The Budget 2017: a view from CBRE Residential

Chancellor Philip Hammond has delivered his second Budget, where housing reforms takes centre stage. 

Jennet Siebrits, Head of Residential Research, CBRE UK:

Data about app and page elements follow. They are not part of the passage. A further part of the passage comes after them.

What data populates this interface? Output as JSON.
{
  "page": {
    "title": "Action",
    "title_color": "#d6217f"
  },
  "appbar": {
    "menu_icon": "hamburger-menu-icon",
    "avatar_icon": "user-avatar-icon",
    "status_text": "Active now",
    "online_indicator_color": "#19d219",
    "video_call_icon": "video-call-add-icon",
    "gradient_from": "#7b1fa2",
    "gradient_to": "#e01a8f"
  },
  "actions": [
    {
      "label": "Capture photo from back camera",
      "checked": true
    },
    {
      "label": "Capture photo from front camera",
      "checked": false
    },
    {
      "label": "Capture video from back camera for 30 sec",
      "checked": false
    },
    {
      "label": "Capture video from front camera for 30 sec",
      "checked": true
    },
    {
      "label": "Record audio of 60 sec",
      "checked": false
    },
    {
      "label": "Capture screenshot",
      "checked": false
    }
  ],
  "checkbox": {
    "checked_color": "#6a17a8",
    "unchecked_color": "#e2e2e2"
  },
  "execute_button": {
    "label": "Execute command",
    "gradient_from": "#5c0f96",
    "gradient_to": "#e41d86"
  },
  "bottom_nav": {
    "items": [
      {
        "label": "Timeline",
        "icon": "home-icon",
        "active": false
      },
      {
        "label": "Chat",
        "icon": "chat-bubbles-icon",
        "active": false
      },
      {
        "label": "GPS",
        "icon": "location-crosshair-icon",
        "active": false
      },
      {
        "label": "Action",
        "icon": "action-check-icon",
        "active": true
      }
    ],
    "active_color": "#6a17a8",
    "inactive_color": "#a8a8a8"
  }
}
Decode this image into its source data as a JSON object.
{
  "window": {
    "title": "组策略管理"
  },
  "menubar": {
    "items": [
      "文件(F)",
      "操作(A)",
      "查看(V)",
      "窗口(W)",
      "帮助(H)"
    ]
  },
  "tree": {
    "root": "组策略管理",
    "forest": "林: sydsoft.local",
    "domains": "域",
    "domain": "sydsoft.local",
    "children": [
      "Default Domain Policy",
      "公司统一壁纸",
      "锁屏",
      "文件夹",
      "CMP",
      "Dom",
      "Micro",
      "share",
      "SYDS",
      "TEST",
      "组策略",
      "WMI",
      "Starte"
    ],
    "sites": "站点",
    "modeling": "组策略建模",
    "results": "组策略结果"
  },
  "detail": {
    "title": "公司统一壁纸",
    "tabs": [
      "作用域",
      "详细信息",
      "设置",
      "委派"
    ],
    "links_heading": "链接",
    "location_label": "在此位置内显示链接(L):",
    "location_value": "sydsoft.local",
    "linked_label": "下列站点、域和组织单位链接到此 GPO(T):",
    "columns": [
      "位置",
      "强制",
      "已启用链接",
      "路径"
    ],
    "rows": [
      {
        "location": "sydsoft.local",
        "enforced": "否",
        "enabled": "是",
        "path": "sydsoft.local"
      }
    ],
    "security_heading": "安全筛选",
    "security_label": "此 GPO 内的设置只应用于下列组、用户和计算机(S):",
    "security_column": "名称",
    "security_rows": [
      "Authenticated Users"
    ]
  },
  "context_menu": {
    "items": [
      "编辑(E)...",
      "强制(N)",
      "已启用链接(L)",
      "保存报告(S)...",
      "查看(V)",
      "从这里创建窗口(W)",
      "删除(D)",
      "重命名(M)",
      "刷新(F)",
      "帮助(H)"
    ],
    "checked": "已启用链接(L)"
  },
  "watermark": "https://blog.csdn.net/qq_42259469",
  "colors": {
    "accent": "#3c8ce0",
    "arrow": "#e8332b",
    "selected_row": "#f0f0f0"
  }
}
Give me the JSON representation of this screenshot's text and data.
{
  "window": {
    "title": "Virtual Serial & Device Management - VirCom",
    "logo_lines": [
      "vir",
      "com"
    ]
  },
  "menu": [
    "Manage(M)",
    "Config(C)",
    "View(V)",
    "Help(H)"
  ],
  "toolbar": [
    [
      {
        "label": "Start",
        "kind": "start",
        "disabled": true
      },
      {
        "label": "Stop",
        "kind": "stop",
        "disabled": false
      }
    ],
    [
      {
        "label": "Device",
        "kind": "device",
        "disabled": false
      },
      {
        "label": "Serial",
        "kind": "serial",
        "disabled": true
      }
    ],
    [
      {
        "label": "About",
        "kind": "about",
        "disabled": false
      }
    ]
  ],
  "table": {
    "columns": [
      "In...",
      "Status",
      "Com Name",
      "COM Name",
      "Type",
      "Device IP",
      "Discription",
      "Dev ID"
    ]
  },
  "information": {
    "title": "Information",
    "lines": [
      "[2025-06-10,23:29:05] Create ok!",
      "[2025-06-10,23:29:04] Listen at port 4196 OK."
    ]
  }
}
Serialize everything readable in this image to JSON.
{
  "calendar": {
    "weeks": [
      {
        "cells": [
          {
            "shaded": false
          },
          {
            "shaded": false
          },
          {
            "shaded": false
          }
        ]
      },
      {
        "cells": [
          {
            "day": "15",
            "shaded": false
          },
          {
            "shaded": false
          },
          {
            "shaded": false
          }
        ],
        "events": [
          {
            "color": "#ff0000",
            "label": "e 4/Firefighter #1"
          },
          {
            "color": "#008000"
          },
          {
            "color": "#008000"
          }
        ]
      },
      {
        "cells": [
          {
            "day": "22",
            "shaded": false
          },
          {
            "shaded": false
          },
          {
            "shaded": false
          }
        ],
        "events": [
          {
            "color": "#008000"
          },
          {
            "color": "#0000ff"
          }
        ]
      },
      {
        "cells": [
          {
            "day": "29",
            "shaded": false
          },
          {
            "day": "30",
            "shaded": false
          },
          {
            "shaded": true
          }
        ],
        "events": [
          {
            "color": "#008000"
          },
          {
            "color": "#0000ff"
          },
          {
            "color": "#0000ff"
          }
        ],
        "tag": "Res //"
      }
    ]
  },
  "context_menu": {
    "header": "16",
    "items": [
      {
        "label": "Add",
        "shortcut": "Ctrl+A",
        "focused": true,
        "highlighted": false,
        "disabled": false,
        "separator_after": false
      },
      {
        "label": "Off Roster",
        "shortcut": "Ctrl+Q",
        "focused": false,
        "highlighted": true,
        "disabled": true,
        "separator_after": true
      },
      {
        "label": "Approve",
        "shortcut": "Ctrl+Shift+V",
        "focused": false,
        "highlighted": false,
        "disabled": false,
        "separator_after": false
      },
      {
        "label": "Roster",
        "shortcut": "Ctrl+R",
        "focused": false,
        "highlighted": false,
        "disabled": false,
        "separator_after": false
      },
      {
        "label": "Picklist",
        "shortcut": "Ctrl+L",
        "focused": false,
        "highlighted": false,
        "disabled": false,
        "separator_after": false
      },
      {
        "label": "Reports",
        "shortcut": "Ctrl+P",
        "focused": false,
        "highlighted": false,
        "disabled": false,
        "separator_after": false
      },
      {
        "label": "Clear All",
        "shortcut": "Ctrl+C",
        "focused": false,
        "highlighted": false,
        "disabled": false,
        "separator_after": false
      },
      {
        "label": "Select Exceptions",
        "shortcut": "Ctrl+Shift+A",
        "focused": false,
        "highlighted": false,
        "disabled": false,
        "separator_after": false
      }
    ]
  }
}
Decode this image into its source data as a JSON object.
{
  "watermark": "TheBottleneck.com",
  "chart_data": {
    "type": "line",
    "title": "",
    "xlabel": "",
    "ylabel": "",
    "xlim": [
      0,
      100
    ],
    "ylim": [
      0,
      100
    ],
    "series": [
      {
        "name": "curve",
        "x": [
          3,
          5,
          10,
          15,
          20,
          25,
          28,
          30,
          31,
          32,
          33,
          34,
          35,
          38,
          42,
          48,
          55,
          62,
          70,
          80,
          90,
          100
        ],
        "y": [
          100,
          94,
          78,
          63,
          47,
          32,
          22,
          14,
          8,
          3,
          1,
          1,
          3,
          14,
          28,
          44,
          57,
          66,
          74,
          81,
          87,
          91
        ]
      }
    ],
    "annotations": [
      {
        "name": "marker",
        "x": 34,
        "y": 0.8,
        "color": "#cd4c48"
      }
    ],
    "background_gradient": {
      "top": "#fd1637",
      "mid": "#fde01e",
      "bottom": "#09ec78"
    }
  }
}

“Chancellor Phillip Hammond has again committed to providing funds geared towards driving housebuilding, housing infrastructure and increasing new homes supply.

 

Today, the Chancellor pledged a further £15.3bn in to housing initiatives over the next five years. This includes an additional £1.5bn towards the Home Building Fund aimed at supporting SME’s, a further £2.7bn towards housing infrastructure, £400m towards estate regeneration, and £34m for training initiatives to increase construction worker numbers. The latter is imperative to not only drive housing supply, but also for boosting local economies.

 

His biggest announcement however was a welcome abolition of the Stamp Duty tax for all first-time buyers purchasing a property up to £300,000, and on the first £300,000 for purchases up to £500,000.

 

Whilst this measure makes positive headlines, and will enable more first time buyers to get in to new homes, the reality is that this policy change will have different impacts across the UK. It will be clearly more effective in regional centers where average house prices are more aligned with national averages and wage growth.

 

The tax relief is likely to have a more marginal impact on first time buyers in the capital, with an average London property costing £481,556 (based on Land Registry HPI). To ensure it doesn't just translate to higher prices, housebuilders will need to deliver quality housing to match the demand.  The proposed new policy on promoting minimum city centre housing densities may well assist on this.

 

The Chancellor addressed issues around planning and land supply. A £1.1bn fund has been put in place to “unlock strategic sites” for regeneration and housing supply, including new settlements and ‘garden towns’. This initiative sounds promising, but to create viable regeneration projects at a pace that enables us to really challenge the housing shortage, housing developers and planning associations must be fully collaborative. This will bring new homes forward at a faster rate, allowing us to go one step further that the Government’s promise of an average of 300,000 new homes developed per year by the mid 2020’s.

 

Hopefully this fund, combined with ongoing infrastructure investment, will continue to help provide better roads and transport links for those sites that are currently inaccessible and unviable for large scale housing development.”